Ronald Koeman is heading towards the exit door at Barcelona - that much is clear. How and when the split happens? That's another matter altogether.
There are few things in football as utterly fascinating as watching a public rift between a club and a manager. It might be a major distraction both for the board the coach, but in a morbid sense it gets the public hooked. It’s like watching a train crash in slow motion; much as you want to, you cannot take your eyes off the sight. The not-yet-official-but-inevitable split between FC Barcelona and Ronald Koeman is similarly fascinating.
The fued between the manager and Barcelona president Joan Laporta has reached a fever pitch. Barcelona’s 3-0 loss to Bayern Munich in the Champions League was the catalyst for rumblings of discomfort.
Yet it was the 1-1 draw with Granada that really brought out the pitchforks and daggers. Koeman, in a desperate bid to get a goal, threw on Ronald Araujo and Gerard Pique. As strikers. No, really. He then instructed his wingers and full-backs to aim cross after a cross at the two.
FC Barcelona, the club that epitomised Johan Cruyff’s ‘Total Football’, reduced to playing route-one football against oppositon currently in the relegation zone. Oh the horror.
But wait, there’s more. Koeman, in what seems like a bid to alienate everyone, pulled off the most bizarre press conference in recent memory on Wednesday (September 22). He arrived, read out a pre-prepared statement, and left taking absolutely no questions from the media.
Perhaps this was a way to give zero fodder to a Catalan media hounding for blood. It is well known that many journalists in the region are close to Laporta and would happily do his bidding. But it still felt weird.
In normal circumstances, Koeman would be out of a job by this point in time. But, as we will soon see, normal and Barcelona don’t exactly go hand in hand.
The main reason Ronald Koeman is no longer updating his CV in search of new work is down to money.
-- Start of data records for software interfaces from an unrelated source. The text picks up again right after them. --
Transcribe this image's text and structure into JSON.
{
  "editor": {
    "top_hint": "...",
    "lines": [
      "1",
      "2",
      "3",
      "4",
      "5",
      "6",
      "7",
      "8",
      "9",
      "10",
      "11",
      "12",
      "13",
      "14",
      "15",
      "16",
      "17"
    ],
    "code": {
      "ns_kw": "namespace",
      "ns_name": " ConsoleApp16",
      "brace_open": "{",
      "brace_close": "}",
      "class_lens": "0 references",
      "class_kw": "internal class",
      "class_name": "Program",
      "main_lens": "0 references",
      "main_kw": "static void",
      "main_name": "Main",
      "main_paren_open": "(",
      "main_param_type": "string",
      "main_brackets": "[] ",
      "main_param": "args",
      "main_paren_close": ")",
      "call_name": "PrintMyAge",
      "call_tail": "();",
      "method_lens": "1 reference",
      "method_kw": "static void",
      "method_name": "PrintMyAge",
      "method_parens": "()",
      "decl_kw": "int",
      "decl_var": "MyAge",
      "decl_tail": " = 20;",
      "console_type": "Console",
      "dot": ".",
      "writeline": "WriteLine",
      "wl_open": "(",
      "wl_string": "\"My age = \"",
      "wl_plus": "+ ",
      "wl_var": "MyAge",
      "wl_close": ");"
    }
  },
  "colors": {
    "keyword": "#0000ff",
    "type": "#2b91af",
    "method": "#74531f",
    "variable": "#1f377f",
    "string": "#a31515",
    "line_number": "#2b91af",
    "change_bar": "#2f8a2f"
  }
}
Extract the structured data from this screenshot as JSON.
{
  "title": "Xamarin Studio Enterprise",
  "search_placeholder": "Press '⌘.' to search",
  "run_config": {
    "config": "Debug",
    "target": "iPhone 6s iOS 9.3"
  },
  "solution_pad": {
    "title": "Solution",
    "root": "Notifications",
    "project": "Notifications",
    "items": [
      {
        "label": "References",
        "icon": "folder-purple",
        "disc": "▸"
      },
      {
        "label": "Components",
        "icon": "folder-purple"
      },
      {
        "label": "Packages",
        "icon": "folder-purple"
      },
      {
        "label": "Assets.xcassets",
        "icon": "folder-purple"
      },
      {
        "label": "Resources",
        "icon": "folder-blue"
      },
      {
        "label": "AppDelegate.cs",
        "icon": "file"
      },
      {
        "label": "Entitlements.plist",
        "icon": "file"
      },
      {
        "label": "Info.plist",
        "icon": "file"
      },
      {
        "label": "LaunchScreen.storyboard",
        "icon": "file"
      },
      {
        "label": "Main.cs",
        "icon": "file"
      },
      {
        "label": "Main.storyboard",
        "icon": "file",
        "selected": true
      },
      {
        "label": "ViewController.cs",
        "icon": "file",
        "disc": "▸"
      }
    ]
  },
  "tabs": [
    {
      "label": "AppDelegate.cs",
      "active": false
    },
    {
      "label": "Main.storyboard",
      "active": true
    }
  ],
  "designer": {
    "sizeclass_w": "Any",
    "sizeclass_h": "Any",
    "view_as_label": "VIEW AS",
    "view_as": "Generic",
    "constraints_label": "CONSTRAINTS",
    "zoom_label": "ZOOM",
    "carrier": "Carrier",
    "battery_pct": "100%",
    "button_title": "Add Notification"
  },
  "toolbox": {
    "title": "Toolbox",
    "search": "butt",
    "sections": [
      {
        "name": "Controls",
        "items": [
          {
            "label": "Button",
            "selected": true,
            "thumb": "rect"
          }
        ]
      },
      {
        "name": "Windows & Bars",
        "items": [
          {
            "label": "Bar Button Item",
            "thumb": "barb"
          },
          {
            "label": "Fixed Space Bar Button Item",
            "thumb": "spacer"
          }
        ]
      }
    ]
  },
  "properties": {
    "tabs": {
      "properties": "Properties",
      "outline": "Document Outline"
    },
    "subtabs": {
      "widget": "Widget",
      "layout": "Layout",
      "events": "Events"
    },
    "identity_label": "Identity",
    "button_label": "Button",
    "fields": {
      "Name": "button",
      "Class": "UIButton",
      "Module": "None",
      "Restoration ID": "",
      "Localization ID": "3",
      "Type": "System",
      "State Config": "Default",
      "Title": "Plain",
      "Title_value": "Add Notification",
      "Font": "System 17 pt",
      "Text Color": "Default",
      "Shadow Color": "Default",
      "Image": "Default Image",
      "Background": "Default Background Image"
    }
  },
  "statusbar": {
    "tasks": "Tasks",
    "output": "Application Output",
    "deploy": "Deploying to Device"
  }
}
Or, an absolute lack of it in Barcelona’s coffers.
See, it’s little secret at this point that Barcelona are broke as a joke. And Koeman is in the final year of his two-year deal. Therefore, to fire him would require the club to pay him a handsome bit of compensation – money the club don’t have.
But wait, there’s more! As it turns out, former president Josep Bartomeu, whose lavish spending spiralled Barca towards this current crisis, left the new regime a final goodbye present to deal with.
When Quique Setien lost the job at Barcelona, Bartomeu turned to Koeman. There was only one issue – Koeman was then the Netherlands manager and the club would have to pay the Dutch federation a compensation fee of six million euros to buy out his contract.
Barcelona didn’t have the money, so Koeman decided to pay it himself – on one condition. If his contract was not renewed at the end of the two-year deal, Barcelona would reimburse him that money.
To make matters worse, a report in the Catalan TV channel TV3 said that in order to fire Koeman, the club would have to pay him a compensation of 12 million euros.
So, to sum things up: Barcelona have a coach they don’t want in Koeman. If they fire him, they have to come up with a 12 million euro pay-off. If they choose to wait till the end of his deal, they would have to pay him 6 million euros – but also potentially miss out on silverware or worse, on a Champions League spot.
With such inspired management at board level, is it any wonder they’re in a financial crisis?
In a word, no. But there are several reasons why Koeman was never a long-term solution for the club and merely a stop-gap.
The first is, of course, his managerial career. His most memorable stints in recent memory were at Southampton and Everton, although the latter spell ended after a massive summer outlay saw them hovering above the relegation zone in the 2017-18 season.
Koeman’s biggest success was leading Southampton to seventh and Everton to a Europa League spot in 2017. And while that might seem decent, the truth is he’s had more misses than hits.
Spells at Ajax, PSV Eindhoven, AZ Alkmaar, Benfica and even Valencia ended in massive disappointment. But arguably his main undoing has been his staunch departure away from Barca’s Cruyff-ian ideals.
Now, to be fair, every manager since Pep Guardiola has moved from the dominant tiki-taka style of old. Hell, Guardiola himself has updated his playing systems many times since then. The key, however, is that the ideals of Cruyff’s Total Football are still visible in the way Pep sets up his teams.
Koeman is, by his own admission, not trying to play silky smooth football but to get results. He would argue that he doesn’t have the players to consistently employ that style of play – and he would be right, to a degree.
However, with the kind of players at his disposal, playing route-one football with two centre-backs up front was bound to annoy even the non-purists in the Barcelona fanbase. And, perhaps more importantly, the president who swore by Cruyff’s advice and football ideals.
As such, one way or another, Koeman will be a former Barcelona manager at some point in time. When that day arrives and what the fallout from it will be? That’s anybody’s guess at this point.